## What to work on
Nothing in the records may be dropped. Retype them all exactly.

(Dataset rows describing interfaces)
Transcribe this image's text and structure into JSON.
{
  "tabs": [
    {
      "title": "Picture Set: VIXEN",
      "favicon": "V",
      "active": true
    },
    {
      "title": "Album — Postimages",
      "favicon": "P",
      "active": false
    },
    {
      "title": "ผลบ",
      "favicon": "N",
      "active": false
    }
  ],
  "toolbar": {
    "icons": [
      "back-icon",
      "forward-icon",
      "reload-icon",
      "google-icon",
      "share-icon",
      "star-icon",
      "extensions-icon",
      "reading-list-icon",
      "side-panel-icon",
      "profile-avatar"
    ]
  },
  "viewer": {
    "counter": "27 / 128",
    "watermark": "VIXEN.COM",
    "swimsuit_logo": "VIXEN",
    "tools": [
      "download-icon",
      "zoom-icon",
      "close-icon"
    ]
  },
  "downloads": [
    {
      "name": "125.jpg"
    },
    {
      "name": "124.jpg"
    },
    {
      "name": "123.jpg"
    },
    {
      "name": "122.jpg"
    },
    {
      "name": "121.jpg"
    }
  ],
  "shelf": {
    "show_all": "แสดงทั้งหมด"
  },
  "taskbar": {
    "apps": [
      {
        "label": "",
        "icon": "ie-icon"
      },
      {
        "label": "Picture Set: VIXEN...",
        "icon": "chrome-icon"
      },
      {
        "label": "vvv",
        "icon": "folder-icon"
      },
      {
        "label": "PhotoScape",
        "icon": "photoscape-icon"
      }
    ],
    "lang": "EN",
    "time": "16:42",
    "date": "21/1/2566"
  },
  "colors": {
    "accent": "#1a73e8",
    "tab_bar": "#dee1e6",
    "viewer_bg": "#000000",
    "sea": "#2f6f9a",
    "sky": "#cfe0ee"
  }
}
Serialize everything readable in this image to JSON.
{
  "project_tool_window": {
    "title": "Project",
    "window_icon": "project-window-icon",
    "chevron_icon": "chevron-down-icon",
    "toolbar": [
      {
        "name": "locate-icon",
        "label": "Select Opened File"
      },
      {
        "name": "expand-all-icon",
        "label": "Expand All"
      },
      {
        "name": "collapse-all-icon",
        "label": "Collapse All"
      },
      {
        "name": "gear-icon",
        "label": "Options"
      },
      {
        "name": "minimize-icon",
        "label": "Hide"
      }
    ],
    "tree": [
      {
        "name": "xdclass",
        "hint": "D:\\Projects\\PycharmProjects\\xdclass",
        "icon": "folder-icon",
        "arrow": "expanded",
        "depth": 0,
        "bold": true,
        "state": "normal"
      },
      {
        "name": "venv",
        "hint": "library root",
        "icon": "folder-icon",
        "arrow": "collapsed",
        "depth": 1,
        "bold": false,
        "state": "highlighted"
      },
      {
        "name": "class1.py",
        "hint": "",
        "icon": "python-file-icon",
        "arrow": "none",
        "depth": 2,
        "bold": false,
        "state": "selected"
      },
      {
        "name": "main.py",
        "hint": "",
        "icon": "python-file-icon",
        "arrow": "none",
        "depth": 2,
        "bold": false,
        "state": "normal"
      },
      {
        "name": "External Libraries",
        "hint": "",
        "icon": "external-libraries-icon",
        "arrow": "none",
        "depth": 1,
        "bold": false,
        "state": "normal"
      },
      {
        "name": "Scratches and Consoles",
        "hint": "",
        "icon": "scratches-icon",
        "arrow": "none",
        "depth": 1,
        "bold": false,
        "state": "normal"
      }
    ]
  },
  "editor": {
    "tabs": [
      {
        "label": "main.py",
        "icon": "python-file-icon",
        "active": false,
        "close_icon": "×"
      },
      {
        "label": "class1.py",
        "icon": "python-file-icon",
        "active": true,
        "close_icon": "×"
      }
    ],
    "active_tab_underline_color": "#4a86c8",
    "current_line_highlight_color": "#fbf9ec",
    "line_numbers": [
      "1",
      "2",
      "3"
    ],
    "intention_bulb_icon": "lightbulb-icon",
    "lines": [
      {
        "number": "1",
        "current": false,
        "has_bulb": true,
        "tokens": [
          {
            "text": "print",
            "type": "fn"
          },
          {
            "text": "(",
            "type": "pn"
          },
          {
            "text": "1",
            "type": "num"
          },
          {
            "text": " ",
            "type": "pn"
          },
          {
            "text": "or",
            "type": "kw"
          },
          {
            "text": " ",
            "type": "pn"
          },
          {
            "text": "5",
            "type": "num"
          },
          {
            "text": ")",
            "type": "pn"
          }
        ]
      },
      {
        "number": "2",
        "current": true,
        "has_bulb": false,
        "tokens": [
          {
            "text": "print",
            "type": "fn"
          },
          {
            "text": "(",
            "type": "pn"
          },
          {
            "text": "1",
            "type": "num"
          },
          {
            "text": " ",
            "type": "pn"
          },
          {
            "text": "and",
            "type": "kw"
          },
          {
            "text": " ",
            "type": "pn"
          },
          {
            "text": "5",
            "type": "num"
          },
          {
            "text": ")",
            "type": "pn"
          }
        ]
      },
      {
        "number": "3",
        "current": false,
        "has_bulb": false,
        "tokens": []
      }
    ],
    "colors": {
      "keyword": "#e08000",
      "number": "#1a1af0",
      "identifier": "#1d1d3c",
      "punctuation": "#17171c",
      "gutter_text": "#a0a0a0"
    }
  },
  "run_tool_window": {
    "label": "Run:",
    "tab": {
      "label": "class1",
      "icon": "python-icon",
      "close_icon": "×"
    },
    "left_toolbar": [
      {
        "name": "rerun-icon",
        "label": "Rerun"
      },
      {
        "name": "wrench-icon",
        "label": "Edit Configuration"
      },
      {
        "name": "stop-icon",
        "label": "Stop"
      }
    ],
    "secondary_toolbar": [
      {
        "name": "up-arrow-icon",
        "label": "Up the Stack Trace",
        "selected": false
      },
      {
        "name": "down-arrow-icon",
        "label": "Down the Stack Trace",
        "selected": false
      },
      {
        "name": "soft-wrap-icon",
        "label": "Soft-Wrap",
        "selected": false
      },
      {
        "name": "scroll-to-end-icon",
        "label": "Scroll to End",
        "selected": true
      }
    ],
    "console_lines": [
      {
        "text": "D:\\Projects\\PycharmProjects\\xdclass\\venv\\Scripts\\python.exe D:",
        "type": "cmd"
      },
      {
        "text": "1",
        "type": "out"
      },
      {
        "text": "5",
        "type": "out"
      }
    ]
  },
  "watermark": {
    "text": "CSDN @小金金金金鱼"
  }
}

## Result of this exercise
Transcribe this image's text and structure into JSON.
{
  "tabs": [
    {
      "title": "Picture Set: VIXEN",
      "favicon": "V",
      "active": true
    },
    {
      "title": "Album — Postimages",
      "favicon": "P",
      "active": false
    },
    {
      "title": "ผลบ",
      "favicon": "N",
      "active": false
    }
  ],
  "toolbar": {
    "icons": [
      "back-icon",
      "forward-icon",
      "reload-icon",
      "google-icon",
      "share-icon",
      "star-icon",
      "extensions-icon",
      "reading-list-icon",
      "side-panel-icon",
      "profile-avatar"
    ]
  },
  "viewer": {
    "counter": "27 / 128",
    "watermark": "VIXEN.COM",
    "swimsuit_logo": "VIXEN",
    "tools": [
      "download-icon",
      "zoom-icon",
      "close-icon"
    ]
  },
  "downloads": [
    {
      "name": "125.jpg"
    },
    {
      "name": "124.jpg"
    },
    {
      "name": "123.jpg"
    },
    {
      "name": "122.jpg"
    },
    {
      "name": "121.jpg"
    }
  ],
  "shelf": {
    "show_all": "แสดงทั้งหมด"
  },
  "taskbar": {
    "apps": [
      {
        "label": "",
        "icon": "ie-icon"
      },
      {
        "label": "Picture Set: VIXEN...",
        "icon": "chrome-icon"
      },
      {
        "label": "vvv",
        "icon": "folder-icon"
      },
      {
        "label": "PhotoScape",
        "icon": "photoscape-icon"
      }
    ],
    "lang": "EN",
    "time": "16:42",
    "date": "21/1/2566"
  },
  "colors": {
    "accent": "#1a73e8",
    "tab_bar": "#dee1e6",
    "viewer_bg": "#000000",
    "sea": "#2f6f9a",
    "sky": "#cfe0ee"
  }
}
Serialize everything readable in this image to JSON.
{
  "project_tool_window": {
    "title": "Project",
    "window_icon": "project-window-icon",
    "chevron_icon": "chevron-down-icon",
    "toolbar": [
      {
        "name": "locate-icon",
        "label": "Select Opened File"
      },
      {
        "name": "expand-all-icon",
        "label": "Expand All"
      },
      {
        "name": "collapse-all-icon",
        "label": "Collapse All"
      },
      {
        "name": "gear-icon",
        "label": "Options"
      },
      {
        "name": "minimize-icon",
        "label": "Hide"
      }
    ],
    "tree": [
      {
        "name": "xdclass",
        "hint": "D:\\Projects\\PycharmProjects\\xdclass",
        "icon": "folder-icon",
        "arrow": "expanded",
        "depth": 0,
        "bold": true,
        "state": "normal"
      },
      {
        "name": "venv",
        "hint": "library root",
        "icon": "folder-icon",
        "arrow": "collapsed",
        "depth": 1,
        "bold": false,
        "state": "highlighted"
      },
      {
        "name": "class1.py",
        "hint": "",
        "icon": "python-file-icon",
        "arrow": "none",
        "depth": 2,
        "bold": false,
        "state": "selected"
      },
      {
        "name": "main.py",
        "hint": "",
        "icon": "python-file-icon",
        "arrow": "none",
        "depth": 2,
        "bold": false,
        "state": "normal"
      },
      {
        "name": "External Libraries",
        "hint": "",
        "icon": "external-libraries-icon",
        "arrow": "none",
        "depth": 1,
        "bold": false,
        "state": "normal"
      },
      {
        "name": "Scratches and Consoles",
        "hint": "",
        "icon": "scratches-icon",
        "arrow": "none",
        "depth": 1,
        "bold": false,
        "state": "normal"
      }
    ]
  },
  "editor": {
    "tabs": [
      {
        "label": "main.py",
        "icon": "python-file-icon",
        "active": false,
        "close_icon": "×"
      },
      {
        "label": "class1.py",
        "icon": "python-file-icon",
        "active": true,
        "close_icon": "×"
      }
    ],
    "active_tab_underline_color": "#4a86c8",
    "current_line_highlight_color": "#fbf9ec",
    "line_numbers": [
      "1",
      "2",
      "3"
    ],
    "intention_bulb_icon": "lightbulb-icon",
    "lines": [
      {
        "number": "1",
        "current": false,
        "has_bulb": true,
        "tokens": [
          {
            "text": "print",
            "type": "fn"
          },
          {
            "text": "(",
            "type": "pn"
          },
          {
            "text": "1",
            "type": "num"
          },
          {
            "text": " ",
            "type": "pn"
          },
          {
            "text": "or",
            "type": "kw"
          },
          {
            "text": " ",
            "type": "pn"
          },
          {
            "text": "5",
            "type": "num"
          },
          {
            "text": ")",
            "type": "pn"
          }
        ]
      },
      {
        "number": "2",
        "current": true,
        "has_bulb": false,
        "tokens": [
          {
            "text": "print",
            "type": "fn"
          },
          {
            "text": "(",
            "type": "pn"
          },
          {
            "text": "1",
            "type": "num"
          },
          {
            "text": " ",
            "type": "pn"
          },
          {
            "text": "and",
            "type": "kw"
          },
          {
            "text": " ",
            "type": "pn"
          },
          {
            "text": "5",
            "type": "num"
          },
          {
            "text": ")",
            "type": "pn"
          }
        ]
      },
      {
        "number": "3",
        "current": false,
        "has_bulb": false,
        "tokens": []
      }
    ],
    "colors": {
      "keyword": "#e08000",
      "number": "#1a1af0",
      "identifier": "#1d1d3c",
      "punctuation": "#17171c",
      "gutter_text": "#a0a0a0"
    }
  },
  "run_tool_window": {
    "label": "Run:",
    "tab": {
      "label": "class1",
      "icon": "python-icon",
      "close_icon": "×"
    },
    "left_toolbar": [
      {
        "name": "rerun-icon",
        "label": "Rerun"
      },
      {
        "name": "wrench-icon",
        "label": "Edit Configuration"
      },
      {
        "name": "stop-icon",
        "label": "Stop"
      }
    ],
    "secondary_toolbar": [
      {
        "name": "up-arrow-icon",
        "label": "Up the Stack Trace",
        "selected": false
      },
      {
        "name": "down-arrow-icon",
        "label": "Down the Stack Trace",
        "selected": false
      },
      {
        "name": "soft-wrap-icon",
        "label": "Soft-Wrap",
        "selected": false
      },
      {
        "name": "scroll-to-end-icon",
        "label": "Scroll to End",
        "selected": true
      }
    ],
    "console_lines": [
      {
        "text": "D:\\Projects\\PycharmProjects\\xdclass\\venv\\Scripts\\python.exe D:",
        "type": "cmd"
      },
      {
        "text": "1",
        "type": "out"
      },
      {
        "text": "5",
        "type": "out"
      }
    ]
  },
  "watermark": {
    "text": "CSDN @小金金金金鱼"
  }
}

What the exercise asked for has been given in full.